A listeria outbreak that’s led to at least 13 hospitalizations, one death, and one pregnancy loss has been linked to deli meats and cheeses, according to the Centers for Disease Control and Prevention (CDC). So far, the outbreak has caused illnesses in New York, Massachusetts, New Jersey, Maryland, Illinois, and California.
The CDC didn’t name specific types of deli meats or cheeses or certain brands that have been linked to the outbreak, but it cautioned against cold cuts, lunch meats, hot dogs, and pâtés. No recalls have been issued yet.
Listeria is a type of bacteria that easily spreads on deli countertops and deli slicers, the CDC notes, adding that the pathogens can survive and grow in cold temperatures. Most people infected with listeria don’t get critically sick, but certain people are more likely to develop severe illness (which may require hospitalization), including pregnant people, anyone over the age of 65, and anyone with a weakened immune system. The potential risks for both pregnant people and their fetuses are serious: A listeria infection during pregnancy can lead to a miscarriage, stillbirth, premature delivery, or a life-threatening infection, the CDC says.
If you’ve recently eaten deli meat or cheese and start to notice symptoms of listeria, you should see a doctor ASAP. Warning signs of the illness can vary from person to person, but may include fever and flu-like symptoms (like muscle aches, headache, and fatigue), as well as digestive issues like vomiting or diarrhea. In severe cases, listeria infection can cause a stiff neck, confusion, loss of balance, and even seizures. People who get severely ill from a listeria infection can sometimes be treated with antibiotics.
To be on the safe side, you should probably just throw out any recently purchased deli meat or cheese, or make sure it’s steaming hot (at least 165 degrees Fahrenheit) before eating it because heat kills the bacteria, the CDC advises. You should also thoroughly clean your kitchen if you’ve recently purchased any deli meat or cheese. The CDC recommends disinfecting your refrigerator, any food containers, and all kitchen surfaces that may have come into contact with the potentially contaminated food.

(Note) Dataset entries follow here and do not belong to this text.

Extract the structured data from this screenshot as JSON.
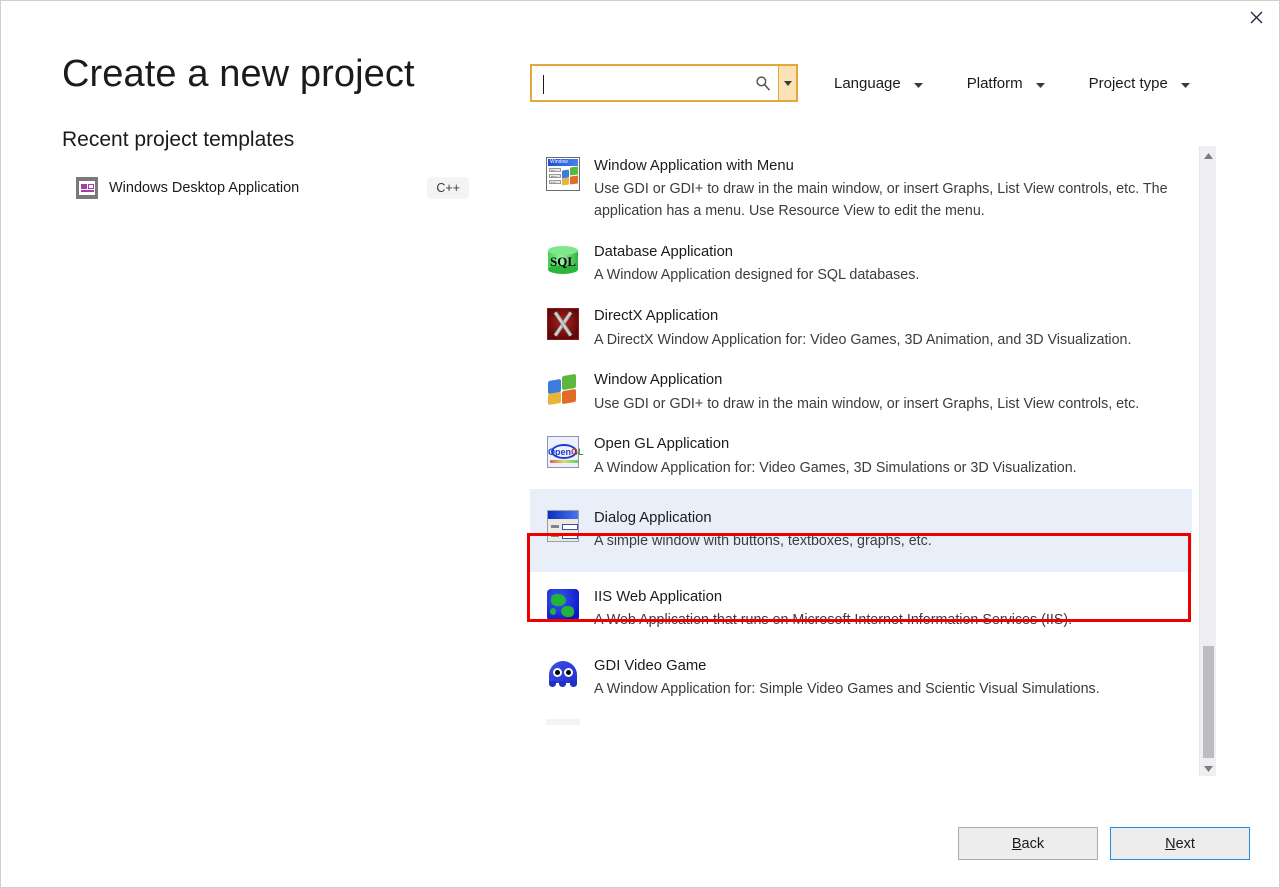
{
  "window": {
    "close_label": "Close",
    "close_icon": "close-icon"
  },
  "header": {
    "title": "Create a new project"
  },
  "recent": {
    "heading": "Recent project templates",
    "items": [
      {
        "label": "Windows Desktop Application",
        "language": "C++",
        "icon": "windows-desktop-icon"
      }
    ]
  },
  "search": {
    "value": "",
    "placeholder": "",
    "icon": "search-icon",
    "dropdown_icon": "chevron-down-icon",
    "border_color": "#e3a93c",
    "dropdown_bg": "#fbe2b4"
  },
  "filters": [
    {
      "label": "Language",
      "icon": "chevron-down-icon"
    },
    {
      "label": "Platform",
      "icon": "chevron-down-icon"
    },
    {
      "label": "Project type",
      "icon": "chevron-down-icon"
    }
  ],
  "templates": [
    {
      "name": "Window Application with Menu",
      "description": "Use GDI or GDI+ to draw in the main window, or insert Graphs, List View controls, etc. The application has a menu.  Use Resource View to edit the menu.",
      "icon": "window-with-menu-icon",
      "selected": false
    },
    {
      "name": "Database Application",
      "description": "A Window Application designed for SQL databases.",
      "icon": "sql-database-icon",
      "selected": false
    },
    {
      "name": "DirectX Application",
      "description": "A DirectX Window Application for: Video Games, 3D Animation, and 3D Visualization.",
      "icon": "directx-icon",
      "selected": false
    },
    {
      "name": "Window Application",
      "description": "Use GDI or GDI+ to draw in the main window, or insert Graphs, List View controls, etc.",
      "icon": "windows-flag-icon",
      "selected": false
    },
    {
      "name": "Open GL Application",
      "description": "A Window Application for: Video Games, 3D Simulations or 3D Visualization.",
      "icon": "opengl-icon",
      "selected": false
    },
    {
      "name": "Dialog Application",
      "description": "A simple window with buttons, textboxes, graphs, etc.",
      "icon": "dialog-window-icon",
      "selected": true
    },
    {
      "name": "IIS Web Application",
      "description": "A Web Application that runs on Microsoft Internet Information Services (IIS).",
      "icon": "globe-icon",
      "selected": false
    },
    {
      "name": "GDI Video Game",
      "description": "A Window Application for: Simple Video Games and Scientic Visual Simulations.",
      "icon": "ghost-game-icon",
      "selected": false
    }
  ],
  "selection_highlight": {
    "color": "#ee0000",
    "target": "Dialog Application"
  },
  "scrollbar": {
    "up_icon": "triangle-up-icon",
    "down_icon": "triangle-down-icon"
  },
  "footer": {
    "back": {
      "accel": "B",
      "rest": "ack"
    },
    "next": {
      "accel": "N",
      "rest": "ext"
    }
  }
}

Given that the CDC is still trying to identify what food, exactly, caused the outbreak, it might be in your best interest to avoid the deli counter at your local supermarket for now, especially if infections have been confirmed in your state. Listeria can live for a long time in deli display cases and on equipment, so it’s not a bad idea to switch up your usual sandwich once lunchtime rolls around.